Aim of the task: An exact repetition of the listing is required.

Data for this exercise:
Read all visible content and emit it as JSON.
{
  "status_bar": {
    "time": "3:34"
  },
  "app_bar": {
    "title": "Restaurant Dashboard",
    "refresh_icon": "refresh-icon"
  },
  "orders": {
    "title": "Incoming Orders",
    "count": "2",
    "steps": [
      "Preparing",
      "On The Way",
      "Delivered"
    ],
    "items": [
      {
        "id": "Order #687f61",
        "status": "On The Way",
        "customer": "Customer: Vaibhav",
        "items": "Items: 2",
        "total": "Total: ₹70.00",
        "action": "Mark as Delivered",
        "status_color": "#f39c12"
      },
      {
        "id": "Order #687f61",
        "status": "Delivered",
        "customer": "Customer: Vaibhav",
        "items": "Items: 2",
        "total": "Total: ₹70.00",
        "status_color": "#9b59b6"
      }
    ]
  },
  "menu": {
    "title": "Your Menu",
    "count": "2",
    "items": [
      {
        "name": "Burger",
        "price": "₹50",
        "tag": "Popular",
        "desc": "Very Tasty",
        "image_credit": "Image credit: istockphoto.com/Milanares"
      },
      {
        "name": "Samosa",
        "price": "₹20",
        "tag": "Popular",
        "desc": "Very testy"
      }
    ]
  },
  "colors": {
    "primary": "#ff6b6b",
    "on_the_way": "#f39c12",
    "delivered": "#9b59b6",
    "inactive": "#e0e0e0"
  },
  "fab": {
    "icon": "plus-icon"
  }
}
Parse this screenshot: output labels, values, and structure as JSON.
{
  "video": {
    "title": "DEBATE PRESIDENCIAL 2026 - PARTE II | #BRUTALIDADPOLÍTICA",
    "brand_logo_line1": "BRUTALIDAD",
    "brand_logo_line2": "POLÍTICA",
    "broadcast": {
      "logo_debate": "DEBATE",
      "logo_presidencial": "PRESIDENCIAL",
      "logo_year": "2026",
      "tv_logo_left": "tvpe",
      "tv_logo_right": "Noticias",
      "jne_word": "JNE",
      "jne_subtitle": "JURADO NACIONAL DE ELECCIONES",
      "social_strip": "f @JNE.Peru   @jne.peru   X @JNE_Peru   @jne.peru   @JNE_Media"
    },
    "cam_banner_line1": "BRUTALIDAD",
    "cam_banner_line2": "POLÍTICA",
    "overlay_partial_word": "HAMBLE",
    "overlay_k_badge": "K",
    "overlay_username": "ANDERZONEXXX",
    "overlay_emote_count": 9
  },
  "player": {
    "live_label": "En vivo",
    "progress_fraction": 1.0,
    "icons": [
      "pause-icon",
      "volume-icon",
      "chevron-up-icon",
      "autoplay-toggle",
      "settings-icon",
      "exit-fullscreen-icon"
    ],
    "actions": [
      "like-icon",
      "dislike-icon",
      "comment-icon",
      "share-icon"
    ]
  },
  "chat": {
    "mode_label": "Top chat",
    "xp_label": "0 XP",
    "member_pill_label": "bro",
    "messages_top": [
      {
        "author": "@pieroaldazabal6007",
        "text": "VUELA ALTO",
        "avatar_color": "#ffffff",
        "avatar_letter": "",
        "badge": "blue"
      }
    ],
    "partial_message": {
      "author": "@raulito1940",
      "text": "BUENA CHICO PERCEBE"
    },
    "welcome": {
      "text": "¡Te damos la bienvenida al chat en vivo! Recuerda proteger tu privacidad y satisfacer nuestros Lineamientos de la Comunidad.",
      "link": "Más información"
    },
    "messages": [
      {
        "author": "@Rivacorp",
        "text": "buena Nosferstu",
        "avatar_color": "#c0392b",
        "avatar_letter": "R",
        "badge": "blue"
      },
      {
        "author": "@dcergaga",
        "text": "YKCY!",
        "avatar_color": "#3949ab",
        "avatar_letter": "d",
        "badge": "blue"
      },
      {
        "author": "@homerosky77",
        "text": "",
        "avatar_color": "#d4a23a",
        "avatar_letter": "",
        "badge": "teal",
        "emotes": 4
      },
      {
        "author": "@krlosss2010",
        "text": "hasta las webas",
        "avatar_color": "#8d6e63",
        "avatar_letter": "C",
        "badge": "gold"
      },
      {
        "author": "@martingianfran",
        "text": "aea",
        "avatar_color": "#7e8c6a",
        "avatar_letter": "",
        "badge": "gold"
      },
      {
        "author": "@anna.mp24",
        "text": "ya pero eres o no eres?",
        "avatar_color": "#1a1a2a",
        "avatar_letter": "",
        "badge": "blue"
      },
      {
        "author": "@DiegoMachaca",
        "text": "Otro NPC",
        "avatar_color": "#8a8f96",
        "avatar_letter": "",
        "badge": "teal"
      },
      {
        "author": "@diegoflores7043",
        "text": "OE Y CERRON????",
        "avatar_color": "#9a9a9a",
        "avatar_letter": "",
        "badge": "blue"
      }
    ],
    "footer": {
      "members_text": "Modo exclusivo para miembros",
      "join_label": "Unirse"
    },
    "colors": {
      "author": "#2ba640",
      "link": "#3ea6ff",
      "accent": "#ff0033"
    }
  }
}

Your response:
Read all visible content and emit it as JSON.
{
  "status_bar": {
    "time": "3:34"
  },
  "app_bar": {
    "title": "Restaurant Dashboard",
    "refresh_icon": "refresh-icon"
  },
  "orders": {
    "title": "Incoming Orders",
    "count": "2",
    "steps": [
      "Preparing",
      "On The Way",
      "Delivered"
    ],
    "items": [
      {
        "id": "Order #687f61",
        "status": "On The Way",
        "customer": "Customer: Vaibhav",
        "items": "Items: 2",
        "total": "Total: ₹70.00",
        "action": "Mark as Delivered",
        "status_color": "#f39c12"
      },
      {
        "id": "Order #687f61",
        "status": "Delivered",
        "customer": "Customer: Vaibhav",
        "items": "Items: 2",
        "total": "Total: ₹70.00",
        "status_color": "#9b59b6"
      }
    ]
  },
  "menu": {
    "title": "Your Menu",
    "count": "2",
    "items": [
      {
        "name": "Burger",
        "price": "₹50",
        "tag": "Popular",
        "desc": "Very Tasty",
        "image_credit": "Image credit: istockphoto.com/Milanares"
      },
      {
        "name": "Samosa",
        "price": "₹20",
        "tag": "Popular",
        "desc": "Very testy"
      }
    ]
  },
  "colors": {
    "primary": "#ff6b6b",
    "on_the_way": "#f39c12",
    "delivered": "#9b59b6",
    "inactive": "#e0e0e0"
  },
  "fab": {
    "icon": "plus-icon"
  }
}
Parse this screenshot: output labels, values, and structure as JSON.
{
  "video": {
    "title": "DEBATE PRESIDENCIAL 2026 - PARTE II | #BRUTALIDADPOLÍTICA",
    "brand_logo_line1": "BRUTALIDAD",
    "brand_logo_line2": "POLÍTICA",
    "broadcast": {
      "logo_debate": "DEBATE",
      "logo_presidencial": "PRESIDENCIAL",
      "logo_year": "2026",
      "tv_logo_left": "tvpe",
      "tv_logo_right": "Noticias",
      "jne_word": "JNE",
      "jne_subtitle": "JURADO NACIONAL DE ELECCIONES",
      "social_strip": "f @JNE.Peru   @jne.peru   X @JNE_Peru   @jne.peru   @JNE_Media"
    },
    "cam_banner_line1": "BRUTALIDAD",
    "cam_banner_line2": "POLÍTICA",
    "overlay_partial_word": "HAMBLE",
    "overlay_k_badge": "K",
    "overlay_username": "ANDERZONEXXX",
    "overlay_emote_count": 9
  },
  "player": {
    "live_label": "En vivo",
    "progress_fraction": 1.0,
    "icons": [
      "pause-icon",
      "volume-icon",
      "chevron-up-icon",
      "autoplay-toggle",
      "settings-icon",
      "exit-fullscreen-icon"
    ],
    "actions": [
      "like-icon",
      "dislike-icon",
      "comment-icon",
      "share-icon"
    ]
  },
  "chat": {
    "mode_label": "Top chat",
    "xp_label": "0 XP",
    "member_pill_label": "bro",
    "messages_top": [
      {
        "author": "@pieroaldazabal6007",
        "text": "VUELA ALTO",
        "avatar_color": "#ffffff",
        "avatar_letter": "",
        "badge": "blue"
      }
    ],
    "partial_message": {
      "author": "@raulito1940",
      "text": "BUENA CHICO PERCEBE"
    },
    "welcome": {
      "text": "¡Te damos la bienvenida al chat en vivo! Recuerda proteger tu privacidad y satisfacer nuestros Lineamientos de la Comunidad.",
      "link": "Más información"
    },
    "messages": [
      {
        "author": "@Rivacorp",
        "text": "buena Nosferstu",
        "avatar_color": "#c0392b",
        "avatar_letter": "R",
        "badge": "blue"
      },
      {
        "author": "@dcergaga",
        "text": "YKCY!",
        "avatar_color": "#3949ab",
        "avatar_letter": "d",
        "badge": "blue"
      },
      {
        "author": "@homerosky77",
        "text": "",
        "avatar_color": "#d4a23a",
        "avatar_letter": "",
        "badge": "teal",
        "emotes": 4
      },
      {
        "author": "@krlosss2010",
        "text": "hasta las webas",
        "avatar_color": "#8d6e63",
        "avatar_letter": "C",
        "badge": "gold"
      },
      {
        "author": "@martingianfran",
        "text": "aea",
        "avatar_color": "#7e8c6a",
        "avatar_letter": "",
        "badge": "gold"
      },
      {
        "author": "@anna.mp24",
        "text": "ya pero eres o no eres?",
        "avatar_color": "#1a1a2a",
        "avatar_letter": "",
        "badge": "blue"
      },
      {
        "author": "@DiegoMachaca",
        "text": "Otro NPC",
        "avatar_color": "#8a8f96",
        "avatar_letter": "",
        "badge": "teal"
      },
      {
        "author": "@diegoflores7043",
        "text": "OE Y CERRON????",
        "avatar_color": "#9a9a9a",
        "avatar_letter": "",
        "badge": "blue"
      }
    ],
    "footer": {
      "members_text": "Modo exclusivo para miembros",
      "join_label": "Unirse"
    },
    "colors": {
      "author": "#2ba640",
      "link": "#3ea6ff",
      "accent": "#ff0033"
    }
  }
}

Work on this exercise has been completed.